National Ceremonial Guard

The National Ceremonial Guard (NCG) is an honor guard battalion of the South African National Defence Force serving during ceremonies involving the President of South Africa, Deputy President of South Africa, Minister of Defence and Military Veterans and the Chief of the South African National Defence Force. It is composed of a guard of honour, a drill team, and a military band.

National Ceremonial Guard
Nasionale Seremoniële Wag
Militär.JPG
The National Ceremonial Guard at the opening of 17th World Festival of Youth and Students.
Active1996 – present
Country South Africa
BranchSouth African National Defence Force
TypeHonor Guard
RoleCeremonial guard
Size293 personnel
Garrison/HQSebokeng Military Complex, Pretoria

HistoryEdit

The unit was originally founded in May 1967 as the State Presidents Guard[1] when Charles Robberts Swart was the State President of South Africa. It was dissolved in 1990 ahead of the first democratic elections in 1994. The unit was rebranded in September 1996 as the National Ceremonial Guard. The NCG's old uniform of dark green tunic with black pants was reinstated after it was reestablished. In April 2008, the NCG moved into the Sebokeng Military Complex by order of the president.[2][3]

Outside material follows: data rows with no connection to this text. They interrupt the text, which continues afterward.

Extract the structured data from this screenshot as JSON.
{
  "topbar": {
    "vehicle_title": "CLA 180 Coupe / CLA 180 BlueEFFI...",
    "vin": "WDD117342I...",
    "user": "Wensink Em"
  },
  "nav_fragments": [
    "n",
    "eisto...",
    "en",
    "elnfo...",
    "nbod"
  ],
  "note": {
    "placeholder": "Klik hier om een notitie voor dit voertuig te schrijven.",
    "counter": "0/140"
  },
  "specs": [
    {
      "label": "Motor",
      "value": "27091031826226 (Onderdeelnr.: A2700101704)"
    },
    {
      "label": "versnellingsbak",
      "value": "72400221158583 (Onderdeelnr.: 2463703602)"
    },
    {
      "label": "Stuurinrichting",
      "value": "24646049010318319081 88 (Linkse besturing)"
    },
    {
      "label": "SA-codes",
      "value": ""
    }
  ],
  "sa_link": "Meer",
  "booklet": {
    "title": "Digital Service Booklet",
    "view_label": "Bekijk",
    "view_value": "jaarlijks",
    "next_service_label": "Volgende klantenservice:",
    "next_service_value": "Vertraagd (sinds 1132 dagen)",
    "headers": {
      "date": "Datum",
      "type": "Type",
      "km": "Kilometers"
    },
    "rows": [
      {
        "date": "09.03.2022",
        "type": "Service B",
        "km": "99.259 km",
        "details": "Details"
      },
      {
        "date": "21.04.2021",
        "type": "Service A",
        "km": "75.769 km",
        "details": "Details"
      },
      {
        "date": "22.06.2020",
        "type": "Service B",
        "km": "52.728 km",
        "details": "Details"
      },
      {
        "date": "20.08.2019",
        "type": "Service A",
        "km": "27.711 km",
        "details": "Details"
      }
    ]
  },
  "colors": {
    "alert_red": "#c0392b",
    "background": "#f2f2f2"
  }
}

FunctionsEdit

The NCG takes part official state functions such as the opening of Parliament, and the welcoming ceremonies of visits by international leaders and statesmen to South Africa. It also provides guards of honour at inaugurations of Presidents, state funerals and certain national monuments.

NCG BandEdit

The NCG Band is the military band unit attached to the NCG. It currently serves as the senior most band of the entire SANDF. Both the NCG and its military band have been sent to different countries to perform in military tattoos and other international events. Since 2001, the band has undertaken the role of training military bandsmen from Namibia and Botswana.[4]: 4–11 

RegaliaEdit

InsigniaEdit

Good Conduct Stripes
Garment with Pocket: Centred on the right pocket
Garment without Pocket: 10 millimetres (0.39 in) below the name badge
Insignia
NCG Unform - Ceremonial Guard Green with Gold Stripes
Level 1 Level II Level III
 
SANDF - Embossed Good Conduct Badge - SA Army - NCG Uniform - Ceremonial Guard Green with Gold Stripes - Level I
No Image
 
SANDF - Embossed Good Conduct Badge - SA Army - NCG Uniform - Ceremonial Guard Green with Gold Stripes - Level III

Head DressEdit

Head Dress
Cap Badge Beret Service Dress Cap
 
SANDF - INSIGNIA - SA Army - National Ceremonial Guard - Service Dress Cap Badge
 
SANDF - Beret - Men - SA Army - National Ceremonial Guard (NCG) - Olive Green
 
SANDF - Cap - SA Army - National Ceremonial Guard Uniform - Ceremonial Guard Cap

NCO RankEdit

NCO Service Dress Rank
Staff Sergeant Sergeant Corporal Lance Corporal
 
SANDF - INSIGNIA - Rank - NCO - SA Army - Embossed - Gold On Black - Crest In Silver - Pin On - Staff Sergeant - NCG and MD Left
 
SANDF - INSIGNIA - Rank - NCO - SA Army - Embossed - Gold On Black - Pin On - Sergeant - NCG and MD
 
SANDF - INSIGNIA - Rank - NCO - SA Army - Embossed - Gold On Black - Pin On - Corporal - NCG and MD
 
SANDF - INSIGNIA - Rank - NCO - SA Army - Embossed - Gold On Black - Pin On - Lance Corporal - NCG and MD

UniformsEdit

Uniforms
Jacket Trousers
 
SANDF - JACKET - Men - SA Army - Ceremonial Guard - Green
 
SANDF - TROUSERS - Men - SA Army - Ceremonial Guard - Black

See alsoEdit

External LinksEdit

ReferencesEdit

  1. ^ "Scientia Militaria". South African Journal of Military Studies. 16 (5). 1986.
  2. ^ Helfritch, Kim (August 16, 2017). "The National Ceremonial Guard – not only a precision drill showcase". Archived from the original on June 6, 2021. Retrieved September 14, 2021.
  3. ^ "State President's Guard". 15 March 2018. Archived from the original on 16 March 2018. It was revived by president Mandela in the late 1990s, in its present form as the "National Ceremonial Guard".
  4. ^ "EVALUATION PROCEDURES IN IDMAC-REGULATED SERVICE BANDS" (PDF). Archived (PDF) from the original on 2021-08-26. Retrieved 2020-04-15.